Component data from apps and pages
Start of Block
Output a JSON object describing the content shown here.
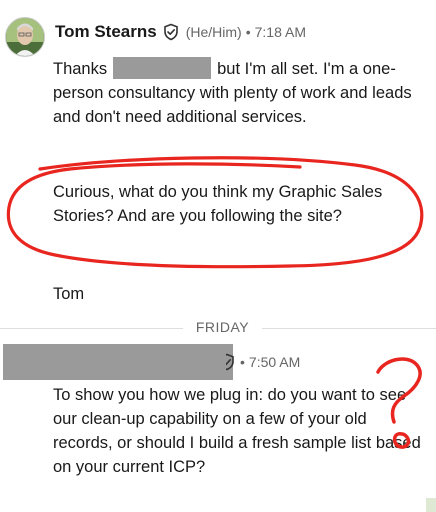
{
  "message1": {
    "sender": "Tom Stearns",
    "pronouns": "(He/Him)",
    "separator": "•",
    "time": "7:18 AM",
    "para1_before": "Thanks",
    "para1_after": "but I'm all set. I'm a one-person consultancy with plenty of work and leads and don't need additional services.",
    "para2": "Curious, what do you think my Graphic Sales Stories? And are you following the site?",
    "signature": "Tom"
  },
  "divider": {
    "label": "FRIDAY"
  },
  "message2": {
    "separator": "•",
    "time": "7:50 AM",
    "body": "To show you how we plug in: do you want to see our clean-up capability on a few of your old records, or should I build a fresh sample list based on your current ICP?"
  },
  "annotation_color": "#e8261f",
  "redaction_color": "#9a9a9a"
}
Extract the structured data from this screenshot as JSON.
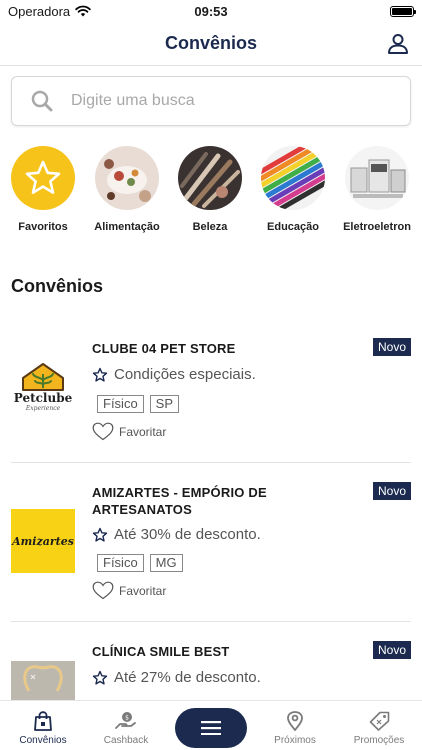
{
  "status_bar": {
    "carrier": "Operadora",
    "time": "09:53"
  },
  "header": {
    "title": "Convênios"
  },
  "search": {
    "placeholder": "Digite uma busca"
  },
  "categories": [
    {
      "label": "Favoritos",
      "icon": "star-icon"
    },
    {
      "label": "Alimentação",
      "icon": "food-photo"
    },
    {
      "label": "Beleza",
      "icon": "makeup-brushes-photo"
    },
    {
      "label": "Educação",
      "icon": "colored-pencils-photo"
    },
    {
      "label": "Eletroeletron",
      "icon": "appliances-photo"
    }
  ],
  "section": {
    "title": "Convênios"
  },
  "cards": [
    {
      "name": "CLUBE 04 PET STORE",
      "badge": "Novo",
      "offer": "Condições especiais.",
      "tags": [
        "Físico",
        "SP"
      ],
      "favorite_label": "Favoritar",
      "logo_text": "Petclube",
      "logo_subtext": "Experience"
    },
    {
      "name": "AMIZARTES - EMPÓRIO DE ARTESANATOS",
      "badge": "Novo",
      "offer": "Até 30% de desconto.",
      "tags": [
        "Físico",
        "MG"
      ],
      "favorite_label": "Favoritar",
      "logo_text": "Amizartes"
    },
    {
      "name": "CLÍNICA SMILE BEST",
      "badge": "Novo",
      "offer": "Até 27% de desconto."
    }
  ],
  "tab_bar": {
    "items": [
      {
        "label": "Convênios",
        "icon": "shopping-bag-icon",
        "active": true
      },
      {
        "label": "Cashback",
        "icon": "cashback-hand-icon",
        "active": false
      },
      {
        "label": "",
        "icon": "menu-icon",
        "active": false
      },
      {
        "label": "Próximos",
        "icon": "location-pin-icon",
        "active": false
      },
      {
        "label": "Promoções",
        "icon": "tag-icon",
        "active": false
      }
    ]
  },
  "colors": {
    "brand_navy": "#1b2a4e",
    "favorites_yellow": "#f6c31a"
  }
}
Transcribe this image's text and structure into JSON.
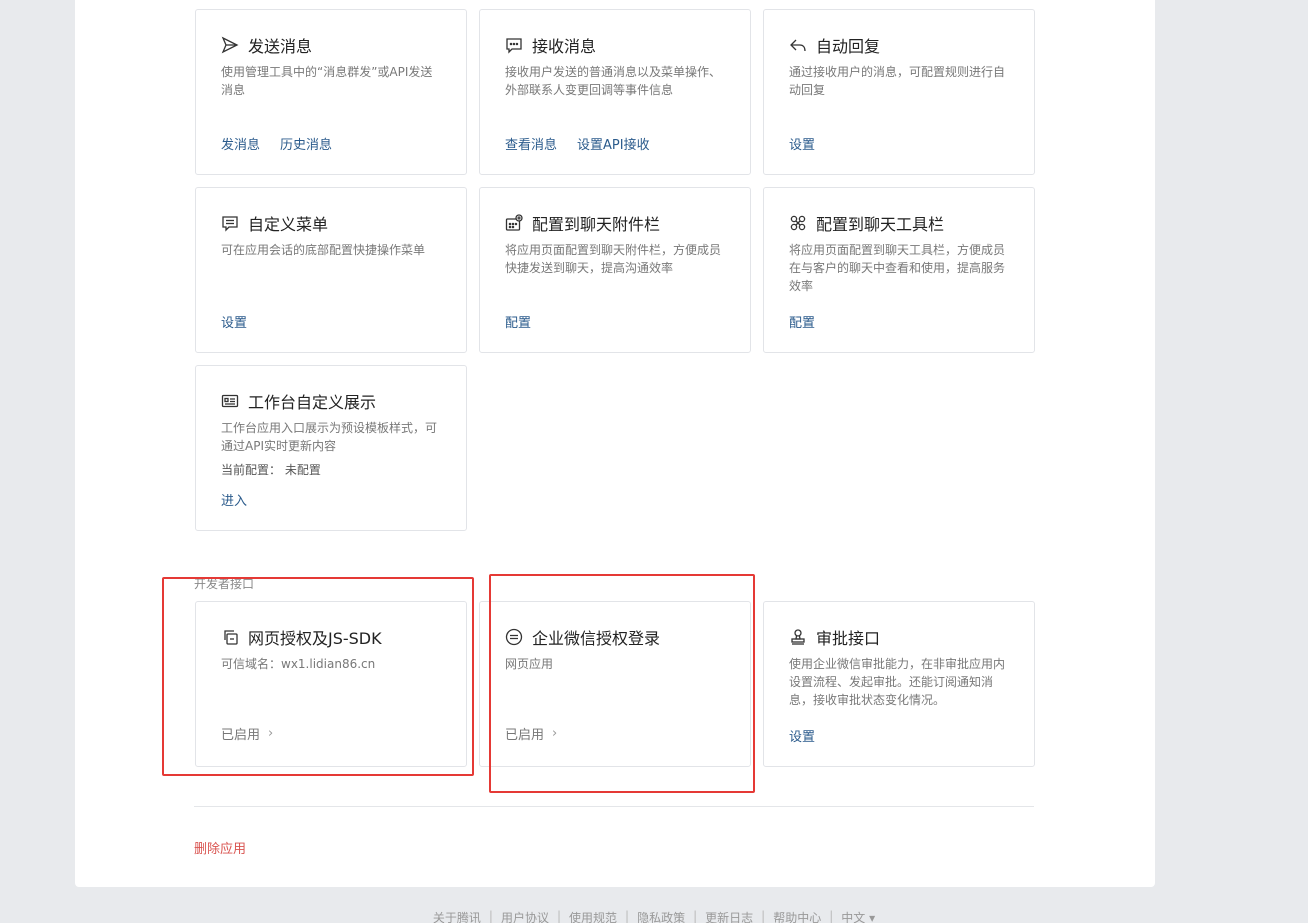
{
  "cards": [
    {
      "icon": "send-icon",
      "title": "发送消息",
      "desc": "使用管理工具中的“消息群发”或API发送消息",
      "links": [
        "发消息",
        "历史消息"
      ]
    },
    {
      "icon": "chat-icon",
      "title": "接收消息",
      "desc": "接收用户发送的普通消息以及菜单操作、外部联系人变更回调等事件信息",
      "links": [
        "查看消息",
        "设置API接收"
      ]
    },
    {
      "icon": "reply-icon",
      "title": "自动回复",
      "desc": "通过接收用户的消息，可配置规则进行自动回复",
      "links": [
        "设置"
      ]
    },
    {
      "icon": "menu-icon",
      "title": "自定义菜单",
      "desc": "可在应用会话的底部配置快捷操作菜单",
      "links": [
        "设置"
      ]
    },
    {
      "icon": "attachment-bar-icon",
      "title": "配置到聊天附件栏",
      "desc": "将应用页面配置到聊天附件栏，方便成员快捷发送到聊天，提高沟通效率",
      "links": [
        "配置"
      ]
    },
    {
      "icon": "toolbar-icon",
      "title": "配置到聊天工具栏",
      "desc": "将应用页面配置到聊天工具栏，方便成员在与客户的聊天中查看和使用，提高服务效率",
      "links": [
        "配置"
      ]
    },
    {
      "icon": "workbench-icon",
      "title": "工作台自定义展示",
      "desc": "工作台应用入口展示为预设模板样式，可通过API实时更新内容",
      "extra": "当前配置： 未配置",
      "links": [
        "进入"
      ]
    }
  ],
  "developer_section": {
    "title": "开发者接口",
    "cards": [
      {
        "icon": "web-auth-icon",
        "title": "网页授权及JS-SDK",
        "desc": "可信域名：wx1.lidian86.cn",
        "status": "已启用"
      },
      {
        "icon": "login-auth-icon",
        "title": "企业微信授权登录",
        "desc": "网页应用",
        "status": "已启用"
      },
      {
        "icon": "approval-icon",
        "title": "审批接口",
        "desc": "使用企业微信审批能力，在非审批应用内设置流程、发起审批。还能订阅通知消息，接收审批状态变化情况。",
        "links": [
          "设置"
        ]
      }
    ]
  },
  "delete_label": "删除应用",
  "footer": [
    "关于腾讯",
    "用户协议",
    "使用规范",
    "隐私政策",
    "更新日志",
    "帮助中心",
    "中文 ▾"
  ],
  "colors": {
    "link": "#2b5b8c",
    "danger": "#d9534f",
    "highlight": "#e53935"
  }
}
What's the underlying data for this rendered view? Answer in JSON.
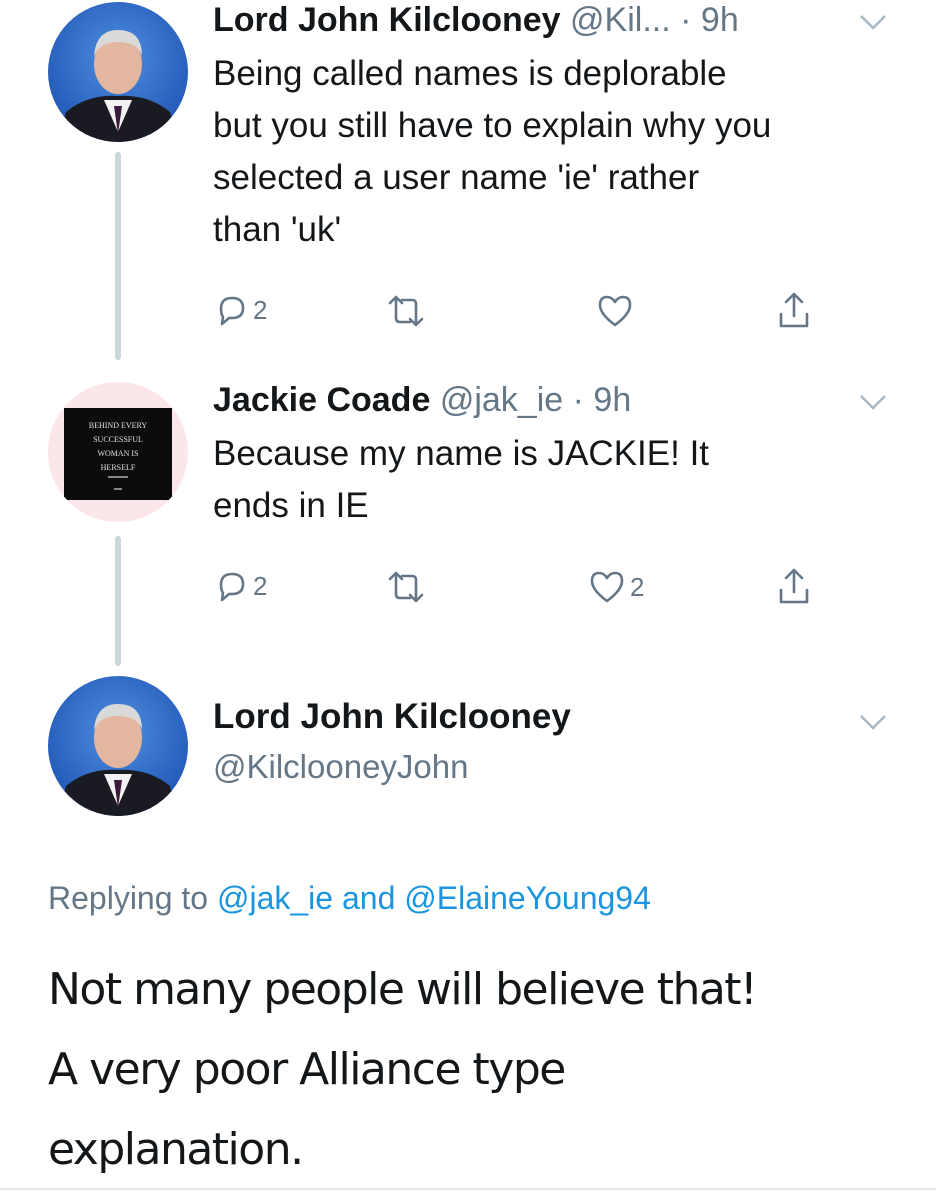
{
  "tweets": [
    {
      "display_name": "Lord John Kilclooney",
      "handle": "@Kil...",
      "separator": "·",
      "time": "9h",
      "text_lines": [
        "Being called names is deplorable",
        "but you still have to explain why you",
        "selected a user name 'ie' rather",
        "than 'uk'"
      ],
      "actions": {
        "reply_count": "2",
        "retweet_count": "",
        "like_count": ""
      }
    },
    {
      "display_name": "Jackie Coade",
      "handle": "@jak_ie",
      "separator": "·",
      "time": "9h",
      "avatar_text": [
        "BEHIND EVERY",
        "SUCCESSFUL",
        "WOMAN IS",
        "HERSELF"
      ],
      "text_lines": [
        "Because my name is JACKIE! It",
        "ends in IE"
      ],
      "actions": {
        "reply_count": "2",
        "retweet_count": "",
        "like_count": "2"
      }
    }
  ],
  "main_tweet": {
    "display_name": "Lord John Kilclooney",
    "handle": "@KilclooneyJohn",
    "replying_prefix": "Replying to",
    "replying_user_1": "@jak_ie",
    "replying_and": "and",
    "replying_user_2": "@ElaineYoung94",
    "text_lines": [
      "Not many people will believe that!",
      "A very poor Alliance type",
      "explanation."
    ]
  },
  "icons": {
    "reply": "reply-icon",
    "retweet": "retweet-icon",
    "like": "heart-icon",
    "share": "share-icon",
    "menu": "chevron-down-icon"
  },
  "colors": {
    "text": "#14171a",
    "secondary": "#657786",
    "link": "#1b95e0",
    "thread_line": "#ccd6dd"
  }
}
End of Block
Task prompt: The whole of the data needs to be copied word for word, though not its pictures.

Exercise output:
Output a JSON object describing the content shown here.
{
  "message1": {
    "sender": "Tom Stearns",
    "pronouns": "(He/Him)",
    "separator": "•",
    "time": "7:18 AM",
    "para1_before": "Thanks",
    "para1_after": "but I'm all set. I'm a one-person consultancy with plenty of work and leads and don't need additional services.",
    "para2": "Curious, what do you think my Graphic Sales Stories? And are you following the site?",
    "signature": "Tom"
  },
  "divider": {
    "label": "FRIDAY"
  },
  "message2": {
    "separator": "•",
    "time": "7:50 AM",
    "body": "To show you how we plug in: do you want to see our clean-up capability on a few of your old records, or should I build a fresh sample list based on your current ICP?"
  },
  "annotation_color": "#e8261f",
  "redaction_color": "#9a9a9a"
}
Extract the structured data from this screenshot as JSON.
{
  "status_bar": {
    "carrier": "Operadora",
    "time": "09:53"
  },
  "header": {
    "title": "Convênios"
  },
  "search": {
    "placeholder": "Digite uma busca"
  },
  "categories": [
    {
      "label": "Favoritos",
      "icon": "star-icon"
    },
    {
      "label": "Alimentação",
      "icon": "food-photo"
    },
    {
      "label": "Beleza",
      "icon": "makeup-brushes-photo"
    },
    {
      "label": "Educação",
      "icon": "colored-pencils-photo"
    },
    {
      "label": "Eletroeletron",
      "icon": "appliances-photo"
    }
  ],
  "section": {
    "title": "Convênios"
  },
  "cards": [
    {
      "name": "CLUBE 04 PET STORE",
      "badge": "Novo",
      "offer": "Condições especiais.",
      "tags": [
        "Físico",
        "SP"
      ],
      "favorite_label": "Favoritar",
      "logo_text": "Petclube",
      "logo_subtext": "Experience"
    },
    {
      "name": "AMIZARTES - EMPÓRIO DE ARTESANATOS",
      "badge": "Novo",
      "offer": "Até 30% de desconto.",
      "tags": [
        "Físico",
        "MG"
      ],
      "favorite_label": "Favoritar",
      "logo_text": "Amizartes"
    },
    {
      "name": "CLÍNICA SMILE BEST",
      "badge": "Novo",
      "offer": "Até 27% de desconto."
    }
  ],
  "tab_bar": {
    "items": [
      {
        "label": "Convênios",
        "icon": "shopping-bag-icon",
        "active": true
      },
      {
        "label": "Cashback",
        "icon": "cashback-hand-icon",
        "active": false
      },
      {
        "label": "",
        "icon": "menu-icon",
        "active": false
      },
      {
        "label": "Próximos",
        "icon": "location-pin-icon",
        "active": false
      },
      {
        "label": "Promoções",
        "icon": "tag-icon",
        "active": false
      }
    ]
  },
  "colors": {
    "brand_navy": "#1b2a4e",
    "favorites_yellow": "#f6c31a"
  }
}
Transcribe this image's text and structure into JSON.
{
  "cards": [
    {
      "icon": "send-icon",
      "title": "发送消息",
      "desc": "使用管理工具中的“消息群发”或API发送消息",
      "links": [
        "发消息",
        "历史消息"
      ]
    },
    {
      "icon": "chat-icon",
      "title": "接收消息",
      "desc": "接收用户发送的普通消息以及菜单操作、外部联系人变更回调等事件信息",
      "links": [
        "查看消息",
        "设置API接收"
      ]
    },
    {
      "icon": "reply-icon",
      "title": "自动回复",
      "desc": "通过接收用户的消息，可配置规则进行自动回复",
      "links": [
        "设置"
      ]
    },
    {
      "icon": "menu-icon",
      "title": "自定义菜单",
      "desc": "可在应用会话的底部配置快捷操作菜单",
      "links": [
        "设置"
      ]
    },
    {
      "icon": "attachment-bar-icon",
      "title": "配置到聊天附件栏",
      "desc": "将应用页面配置到聊天附件栏，方便成员快捷发送到聊天，提高沟通效率",
      "links": [
        "配置"
      ]
    },
    {
      "icon": "toolbar-icon",
      "title": "配置到聊天工具栏",
      "desc": "将应用页面配置到聊天工具栏，方便成员在与客户的聊天中查看和使用，提高服务效率",
      "links": [
        "配置"
      ]
    },
    {
      "icon": "workbench-icon",
      "title": "工作台自定义展示",
      "desc": "工作台应用入口展示为预设模板样式，可通过API实时更新内容",
      "extra": "当前配置： 未配置",
      "links": [
        "进入"
      ]
    }
  ],
  "developer_section": {
    "title": "开发者接口",
    "cards": [
      {
        "icon": "web-auth-icon",
        "title": "网页授权及JS-SDK",
        "desc": "可信域名：wx1.lidian86.cn",
        "status": "已启用"
      },
      {
        "icon": "login-auth-icon",
        "title": "企业微信授权登录",
        "desc": "网页应用",
        "status": "已启用"
      },
      {
        "icon": "approval-icon",
        "title": "审批接口",
        "desc": "使用企业微信审批能力，在非审批应用内设置流程、发起审批。还能订阅通知消息，接收审批状态变化情况。",
        "links": [
          "设置"
        ]
      }
    ]
  },
  "delete_label": "删除应用",
  "footer": [
    "关于腾讯",
    "用户协议",
    "使用规范",
    "隐私政策",
    "更新日志",
    "帮助中心",
    "中文 ▾"
  ],
  "colors": {
    "link": "#2b5b8c",
    "danger": "#d9534f",
    "highlight": "#e53935"
  }
}
What's the underlying data for this rendered view? Answer in JSON.
{
  "tweets": [
    {
      "display_name": "Lord John Kilclooney",
      "handle": "@Kil...",
      "separator": "·",
      "time": "9h",
      "text_lines": [
        "Being called names is deplorable",
        "but you still have to explain why you",
        "selected a user name 'ie' rather",
        "than 'uk'"
      ],
      "actions": {
        "reply_count": "2",
        "retweet_count": "",
        "like_count": ""
      }
    },
    {
      "display_name": "Jackie Coade",
      "handle": "@jak_ie",
      "separator": "·",
      "time": "9h",
      "avatar_text": [
        "BEHIND EVERY",
        "SUCCESSFUL",
        "WOMAN IS",
        "HERSELF"
      ],
      "text_lines": [
        "Because my name is JACKIE! It",
        "ends in IE"
      ],
      "actions": {
        "reply_count": "2",
        "retweet_count": "",
        "like_count": "2"
      }
    }
  ],
  "main_tweet": {
    "display_name": "Lord John Kilclooney",
    "handle": "@KilclooneyJohn",
    "replying_prefix": "Replying to",
    "replying_user_1": "@jak_ie",
    "replying_and": "and",
    "replying_user_2": "@ElaineYoung94",
    "text_lines": [
      "Not many people will believe that!",
      "A very poor Alliance type",
      "explanation."
    ]
  },
  "icons": {
    "reply": "reply-icon",
    "retweet": "retweet-icon",
    "like": "heart-icon",
    "share": "share-icon",
    "menu": "chevron-down-icon"
  },
  "colors": {
    "text": "#14171a",
    "secondary": "#657786",
    "link": "#1b95e0",
    "thread_line": "#ccd6dd"
  }
}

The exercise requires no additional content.